There are four maps here to play on, and each offers a slightly different configuration of walls to duck behind and more open areas to unleash mayhem. The game works best, in my opinion, when it feels a bit like a 3D version of Pac-Man, one player desperately trying to escape or find a useful item while another chases them down through narrow passages. Like Pac-Man eating a power pellet, if you are being chased and you pick up a Boo from an item box you can turn the tables on your rival.
Graphics and Sound
This is one of the first games to really take advantage of the Super Nintendo’s Mode 7 chip as more than just a gimmick, though F-Zero was the real pioneer with that technology the previous year. This is what makes 3D racing possible on the 16-bit system, and that works very well. Some games that used Mode 7 seemed more interested in creating trippy effects, which could be more of a distraction than anything else, but Super Mario Kart put the tech to good use.
The only trouble is that sprites scaled with Mode 7 don’t look particularly sharp, so when you really stop to look at what’s on your screen you may find it’s basically just an abstract mess of pixels. Have a look up top at the screenshots I took for this review to see what I mean. It does look better in motion, but it’s still, at times, a little bit grating on the eyes.

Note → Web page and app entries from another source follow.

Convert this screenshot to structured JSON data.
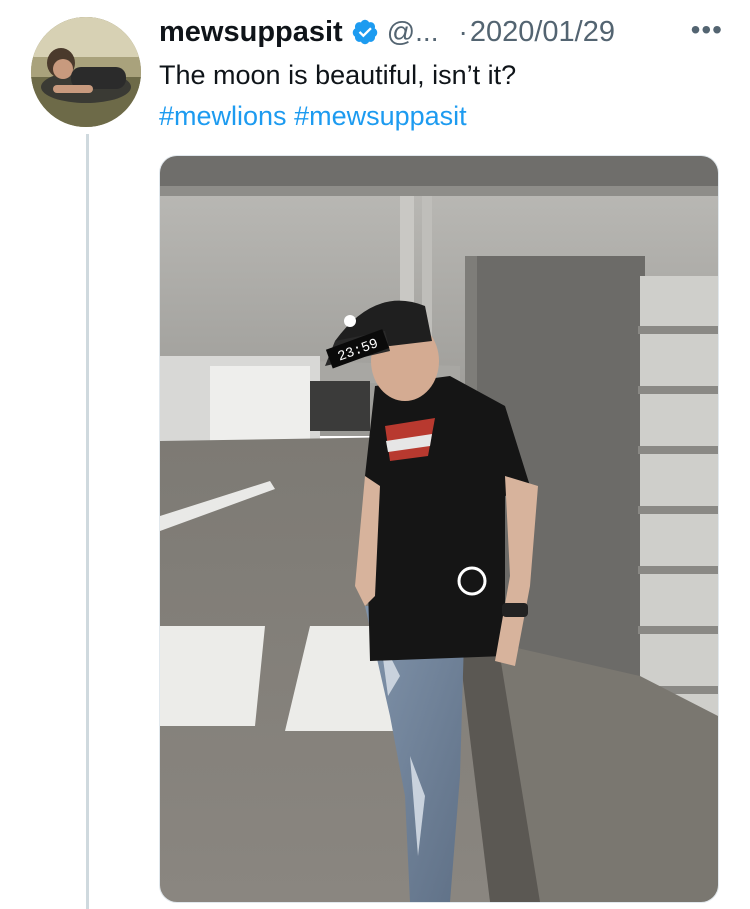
{
  "tweet": {
    "display_name": "mewsuppasit",
    "handle": "@...",
    "separator": "·",
    "date": "2020/01/29",
    "more_label": "•••",
    "text": "The moon is beautiful, isn’t it?",
    "hashtags": [
      "#mewlions",
      "#mewsuppasit"
    ]
  },
  "media": {
    "cap_overlay_text": "23:59"
  },
  "colors": {
    "hashtag": "#1d9bf0",
    "verified_badge": "#1d9bf0",
    "secondary_text": "#536471"
  },
  "icons": [
    "verified-badge-icon",
    "more-options-icon"
  ]
}
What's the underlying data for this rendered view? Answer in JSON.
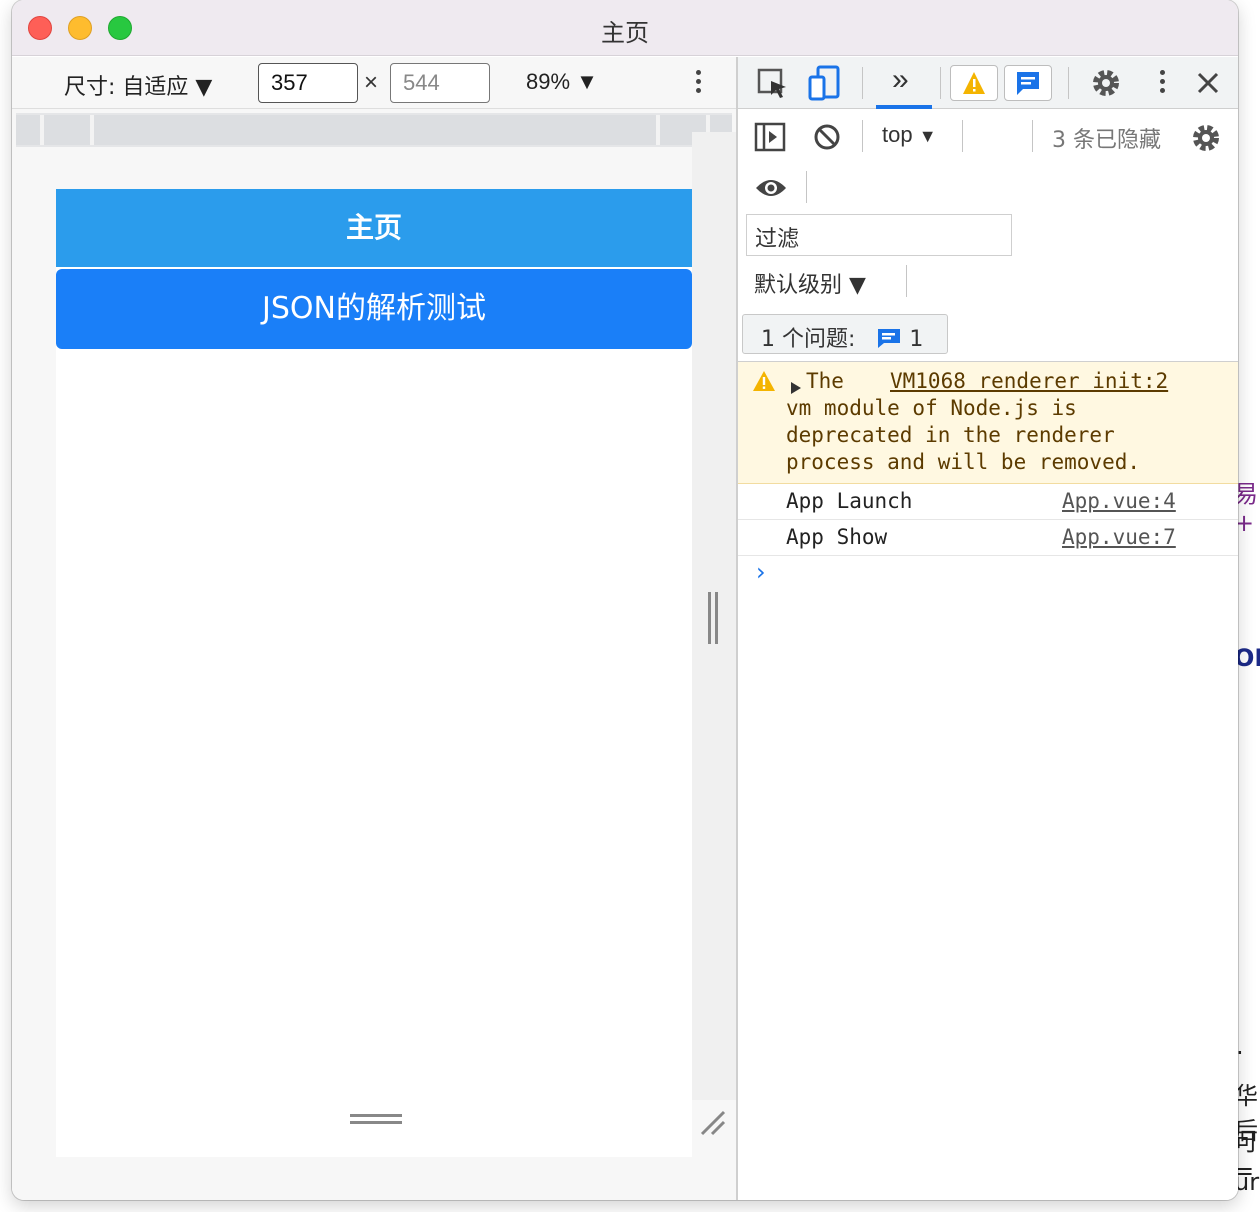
{
  "window": {
    "title": "主页"
  },
  "device_toolbar": {
    "dimensions_label": "尺寸: 自适应 ▼",
    "width_value": "357",
    "height_value": "544",
    "times_symbol": "×",
    "zoom_label": "89% ▼"
  },
  "device_page": {
    "nav_title": "主页",
    "json_button_label": "JSON的解析测试"
  },
  "devtools": {
    "more_tabs_label": "»",
    "context_label": "top",
    "context_arrow": "▼",
    "hidden_count": "3 条已隐藏",
    "filter_placeholder": "过滤",
    "level_label": "默认级别 ▼",
    "issues_label": "1 个问题:",
    "issues_count": "1"
  },
  "console": {
    "warning": {
      "line1": "The",
      "line2": "vm module of Node.js is",
      "line3": "deprecated in the renderer",
      "line4": "process and will be removed.",
      "source": "VM1068 renderer init:2"
    },
    "logs": [
      {
        "message": "App Launch",
        "source": "App.vue:4"
      },
      {
        "message": "App Show",
        "source": "App.vue:7"
      }
    ],
    "prompt": "›"
  },
  "background_fragments": [
    "易+",
    "ON",
    ".",
    "华后",
    "可=",
    "ur"
  ],
  "colors": {
    "nav_blue": "#2b9cec",
    "button_blue": "#1a7ff8",
    "accent": "#1a73e8",
    "warning_bg": "#fff8e1"
  }
}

The music and sound design in this game are top notch, as should be expected from a Nintendo title. Bonus: since the mini-turbo hadn’t been invented yet, you don’t have to deal with Princess Peach repeatedly crying out at you like in Mario Kart 64, and that is a huge mark in the plus column for Super Mario Kart.
Future games in the franchise will appeal more to some, but Super Mario Kart offers several things that later additions have mostly done away with, such as coins, relatively realistic driving mechanics (I said relatively), and items which are a bit less cheap on the whole and promote a more tactical approach. There is definitely a place for this game in most collections, and its high degree of challenge may keep you playing against the AI for quite some time before you truly master it.